*** PROVIDED INFORMATION Section Begins ***
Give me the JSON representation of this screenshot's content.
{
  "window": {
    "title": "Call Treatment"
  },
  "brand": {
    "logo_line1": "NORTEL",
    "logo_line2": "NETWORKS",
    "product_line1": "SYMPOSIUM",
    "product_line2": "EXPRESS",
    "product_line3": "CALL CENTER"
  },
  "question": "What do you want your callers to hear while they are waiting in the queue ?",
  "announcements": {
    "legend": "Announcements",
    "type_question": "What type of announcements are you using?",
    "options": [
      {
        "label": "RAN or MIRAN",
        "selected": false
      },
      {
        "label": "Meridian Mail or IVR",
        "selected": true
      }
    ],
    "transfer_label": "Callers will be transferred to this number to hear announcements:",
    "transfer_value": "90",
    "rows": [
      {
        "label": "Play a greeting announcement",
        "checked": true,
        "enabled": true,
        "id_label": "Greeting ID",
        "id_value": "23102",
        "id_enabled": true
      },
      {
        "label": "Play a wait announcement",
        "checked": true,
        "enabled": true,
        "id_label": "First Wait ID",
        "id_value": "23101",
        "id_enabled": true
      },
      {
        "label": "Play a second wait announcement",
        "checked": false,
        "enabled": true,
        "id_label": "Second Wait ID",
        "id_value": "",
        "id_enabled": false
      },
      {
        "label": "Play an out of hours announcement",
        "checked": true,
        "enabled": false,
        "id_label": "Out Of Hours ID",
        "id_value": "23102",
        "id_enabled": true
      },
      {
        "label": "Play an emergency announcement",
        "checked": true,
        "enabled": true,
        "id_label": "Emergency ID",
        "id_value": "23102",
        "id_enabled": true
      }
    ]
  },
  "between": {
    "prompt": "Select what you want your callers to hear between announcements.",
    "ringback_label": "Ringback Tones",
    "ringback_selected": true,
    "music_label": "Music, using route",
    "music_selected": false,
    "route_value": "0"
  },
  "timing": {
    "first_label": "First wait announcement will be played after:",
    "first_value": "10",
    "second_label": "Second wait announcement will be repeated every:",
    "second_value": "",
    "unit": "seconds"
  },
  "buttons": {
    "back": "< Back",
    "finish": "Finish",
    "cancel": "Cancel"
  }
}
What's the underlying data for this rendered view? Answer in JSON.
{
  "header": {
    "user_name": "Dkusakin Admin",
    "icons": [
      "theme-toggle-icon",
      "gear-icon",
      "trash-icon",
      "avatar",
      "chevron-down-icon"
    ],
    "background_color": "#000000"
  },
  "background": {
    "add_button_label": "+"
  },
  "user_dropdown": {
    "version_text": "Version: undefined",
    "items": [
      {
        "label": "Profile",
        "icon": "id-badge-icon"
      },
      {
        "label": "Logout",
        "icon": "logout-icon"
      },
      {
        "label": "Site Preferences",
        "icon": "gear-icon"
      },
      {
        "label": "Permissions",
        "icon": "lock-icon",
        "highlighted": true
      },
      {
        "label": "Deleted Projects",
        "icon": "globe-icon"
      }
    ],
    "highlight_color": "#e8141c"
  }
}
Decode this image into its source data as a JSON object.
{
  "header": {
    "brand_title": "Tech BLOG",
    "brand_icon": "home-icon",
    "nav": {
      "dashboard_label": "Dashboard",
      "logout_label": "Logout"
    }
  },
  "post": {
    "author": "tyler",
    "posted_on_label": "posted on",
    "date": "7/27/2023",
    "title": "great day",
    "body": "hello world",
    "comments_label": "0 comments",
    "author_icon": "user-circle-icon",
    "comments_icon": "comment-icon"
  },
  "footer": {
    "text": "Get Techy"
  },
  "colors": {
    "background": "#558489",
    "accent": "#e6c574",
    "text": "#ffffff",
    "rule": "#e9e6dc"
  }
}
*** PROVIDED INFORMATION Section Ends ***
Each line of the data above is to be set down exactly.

§ ANSWER SECTION:
Give me the JSON representation of this screenshot's content.
{
  "window": {
    "title": "Call Treatment"
  },
  "brand": {
    "logo_line1": "NORTEL",
    "logo_line2": "NETWORKS",
    "product_line1": "SYMPOSIUM",
    "product_line2": "EXPRESS",
    "product_line3": "CALL CENTER"
  },
  "question": "What do you want your callers to hear while they are waiting in the queue ?",
  "announcements": {
    "legend": "Announcements",
    "type_question": "What type of announcements are you using?",
    "options": [
      {
        "label": "RAN or MIRAN",
        "selected": false
      },
      {
        "label": "Meridian Mail or IVR",
        "selected": true
      }
    ],
    "transfer_label": "Callers will be transferred to this number to hear announcements:",
    "transfer_value": "90",
    "rows": [
      {
        "label": "Play a greeting announcement",
        "checked": true,
        "enabled": true,
        "id_label": "Greeting ID",
        "id_value": "23102",
        "id_enabled": true
      },
      {
        "label": "Play a wait announcement",
        "checked": true,
        "enabled": true,
        "id_label": "First Wait ID",
        "id_value": "23101",
        "id_enabled": true
      },
      {
        "label": "Play a second wait announcement",
        "checked": false,
        "enabled": true,
        "id_label": "Second Wait ID",
        "id_value": "",
        "id_enabled": false
      },
      {
        "label": "Play an out of hours announcement",
        "checked": true,
        "enabled": false,
        "id_label": "Out Of Hours ID",
        "id_value": "23102",
        "id_enabled": true
      },
      {
        "label": "Play an emergency announcement",
        "checked": true,
        "enabled": true,
        "id_label": "Emergency ID",
        "id_value": "23102",
        "id_enabled": true
      }
    ]
  },
  "between": {
    "prompt": "Select what you want your callers to hear between announcements.",
    "ringback_label": "Ringback Tones",
    "ringback_selected": true,
    "music_label": "Music, using route",
    "music_selected": false,
    "route_value": "0"
  },
  "timing": {
    "first_label": "First wait announcement will be played after:",
    "first_value": "10",
    "second_label": "Second wait announcement will be repeated every:",
    "second_value": "",
    "unit": "seconds"
  },
  "buttons": {
    "back": "< Back",
    "finish": "Finish",
    "cancel": "Cancel"
  }
}
What's the underlying data for this rendered view? Answer in JSON.
{
  "header": {
    "user_name": "Dkusakin Admin",
    "icons": [
      "theme-toggle-icon",
      "gear-icon",
      "trash-icon",
      "avatar",
      "chevron-down-icon"
    ],
    "background_color": "#000000"
  },
  "background": {
    "add_button_label": "+"
  },
  "user_dropdown": {
    "version_text": "Version: undefined",
    "items": [
      {
        "label": "Profile",
        "icon": "id-badge-icon"
      },
      {
        "label": "Logout",
        "icon": "logout-icon"
      },
      {
        "label": "Site Preferences",
        "icon": "gear-icon"
      },
      {
        "label": "Permissions",
        "icon": "lock-icon",
        "highlighted": true
      },
      {
        "label": "Deleted Projects",
        "icon": "globe-icon"
      }
    ],
    "highlight_color": "#e8141c"
  }
}
Decode this image into its source data as a JSON object.
{
  "header": {
    "brand_title": "Tech BLOG",
    "brand_icon": "home-icon",
    "nav": {
      "dashboard_label": "Dashboard",
      "logout_label": "Logout"
    }
  },
  "post": {
    "author": "tyler",
    "posted_on_label": "posted on",
    "date": "7/27/2023",
    "title": "great day",
    "body": "hello world",
    "comments_label": "0 comments",
    "author_icon": "user-circle-icon",
    "comments_icon": "comment-icon"
  },
  "footer": {
    "text": "Get Techy"
  },
  "colors": {
    "background": "#558489",
    "accent": "#e6c574",
    "text": "#ffffff",
    "rule": "#e9e6dc"
  }
}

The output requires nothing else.